Oh and yes… speaking of poor dramas that are based on schemas that sell… Hong Sisters come back with yet another romcom (they are tireless in reproducing templates that sell; year after year they cme back with a rehashed story…). The drama is called “Master’s Sun” and the story (or lack of thereof) is about this cold-hearted rich guy (of course!) and a girl who is able to see and communicate with ghosts.
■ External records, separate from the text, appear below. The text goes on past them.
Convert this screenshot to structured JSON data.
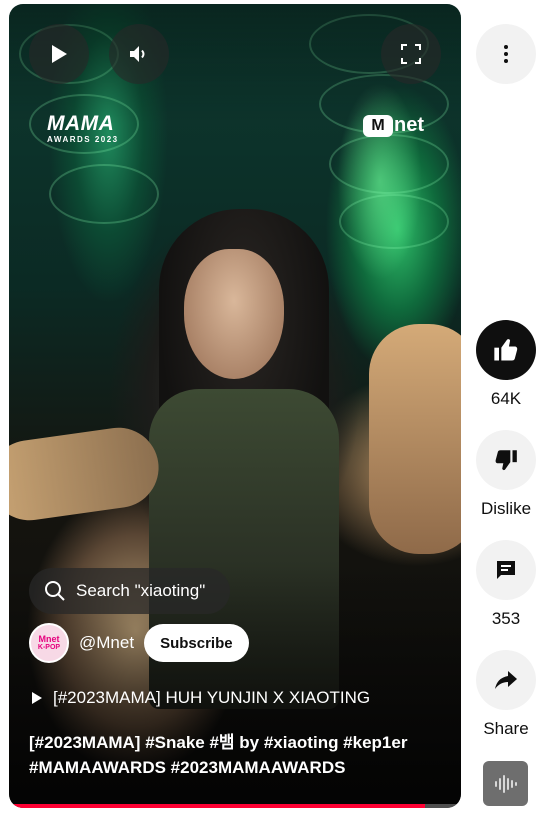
{
  "player": {
    "controls": {
      "play_icon": "play-icon",
      "volume_icon": "volume-icon",
      "fullscreen_icon": "fullscreen-icon"
    },
    "overlay_logos": {
      "left_logo": "MAMA",
      "left_logo_sub": "AWARDS 2023",
      "right_logo_mark": "M",
      "right_logo_text": "net"
    },
    "search_pill": {
      "icon": "search-icon",
      "text": "Search \"xiaoting\""
    },
    "channel": {
      "avatar_line1": "Mnet",
      "avatar_line2": "K-POP",
      "handle": "@Mnet",
      "subscribe_label": "Subscribe"
    },
    "related_video": {
      "icon": "play-triangle-icon",
      "title": "[#2023MAMA] HUH YUNJIN X XIAOTING"
    },
    "caption_line1": "[#2023MAMA] #Snake #뱀 by #xiaoting #kep1er",
    "caption_line2": "#MAMAAWARDS #2023MAMAAWARDS",
    "progress_fraction": 0.92,
    "progress_color": "#ff0033"
  },
  "actions": {
    "more_icon": "more-vertical-icon",
    "like": {
      "icon": "thumbs-up-icon",
      "count": "64K"
    },
    "dislike": {
      "icon": "thumbs-down-icon",
      "label": "Dislike"
    },
    "comments": {
      "icon": "comment-icon",
      "count": "353"
    },
    "share": {
      "icon": "share-icon",
      "label": "Share"
    },
    "sound": {
      "icon": "sound-waveform-icon"
    }
  },
  "colors": {
    "like_button_bg": "#0f0f0f",
    "rail_button_bg": "#f2f2f2",
    "text_primary": "#0f0f0f"
  }
}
“Master’s Sun” shows how lazy the Hong sisters are as storytellers. Or, to frame it more gently, how difficult writing under pressure may be. They do not only remake other films or series they also copy themselves and their own characters. So Ji Sub wanted to act in a romcom- why not choose a different title? His character is practically 100% the same as that of Cha Seung Won in “The Greatest Love”. The same manner of behaving, even the same facial expressions (or lack thereof). The only good thing about Master’s Sun were the ghosts and their stories, that’s something that worked quite well. But there was next to none character development for the main characters. The story is very artificial in this sense; Hong sister really aren’t very skilled at providing deeper character motivations Or maybe they don;t feel motivated enough to do so because they think that all the target audience wants are cutesy smiles and idols. All Hong sisters do is copy schemas that they think sell…and which do sell in the end. In this way they give bad name to Korean romcoms. Romcoms can be more ambitious. See, for instance Wilder’s “The apartment” with Jack Lemmon and Shirley MacLaine or Hawks’ “Bringing Up Baby” with Cary Grant and Katherine Hepburn. Heck, “Goodbye girl” is a very good romcom with some wtty dialogue. Even All About my Romance was pretty good for a Korean romcom, especially in contrast to Master’s Sun.
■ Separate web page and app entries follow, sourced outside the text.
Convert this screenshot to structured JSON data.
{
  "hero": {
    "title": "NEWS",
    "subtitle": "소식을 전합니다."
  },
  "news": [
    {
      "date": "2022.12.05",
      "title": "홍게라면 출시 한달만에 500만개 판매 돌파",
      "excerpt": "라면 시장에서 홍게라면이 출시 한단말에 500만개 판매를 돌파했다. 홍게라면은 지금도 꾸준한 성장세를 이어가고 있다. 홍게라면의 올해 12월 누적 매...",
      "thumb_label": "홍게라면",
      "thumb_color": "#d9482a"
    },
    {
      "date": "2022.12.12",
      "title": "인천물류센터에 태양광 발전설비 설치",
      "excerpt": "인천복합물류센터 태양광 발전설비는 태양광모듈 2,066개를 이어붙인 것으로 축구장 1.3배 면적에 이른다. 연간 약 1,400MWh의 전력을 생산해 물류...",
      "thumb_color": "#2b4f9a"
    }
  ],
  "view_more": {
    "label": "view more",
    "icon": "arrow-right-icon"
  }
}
I did enjoy two of their old romcoms- Delightful girl choonhyang and My girlfriend is a Gumiho. But as time goes by, the sisters start repeating themselves more and more, their dramas get old very fast. They just lack the skill or willingness to put in an effort to create more inspired stories and for me their names have come to signify the poor quality of Korean romcom genre. Unfortunately. But viewers may like Master’s sun for its genre mix and ghost stories. It felt like they were remaking Chilling Romance this time and that’s fine. The ghost stories were not bad. But the overall story is very disappointing…that is, it’s the usual, very limited, standard for Hong sisters. One note about Gong Hyo Jin- I don’t particularly like her for her skill but the plus about her is that in contrast to most Korean actresses, her characters always look less glamorous, more normal. I like that she tends to stand in sharp contrast to all the glamorous looking characters. Even in Master’s Sun this kind of contrast can be appreciated.
I guess it all comes down to expectations. It’s difficult to keep all viewers satsified at all times. The post is not to suggest that writers are to be blamed for the failures of dramas. No. It is never only the writer who is responsible for the drama. There is a whole chain of decisions being made behind the approval of the script and shooting the drama. Writers do what they can, ultimately it’s seems that it’s a conjencture of time, pressure, bad r good decisions that lead to the creation of the drama as a product we can evaluate and deem to our taste or not. That’s why posts like this one may seem funny. But they only reflect a perspective. This perspective takes into account the drama as a finished product, as an end-product resulting from those decisions of the writers, producers and directors working on the show. I will look forward to new season of dramas despite the many gripes I tend to have with them.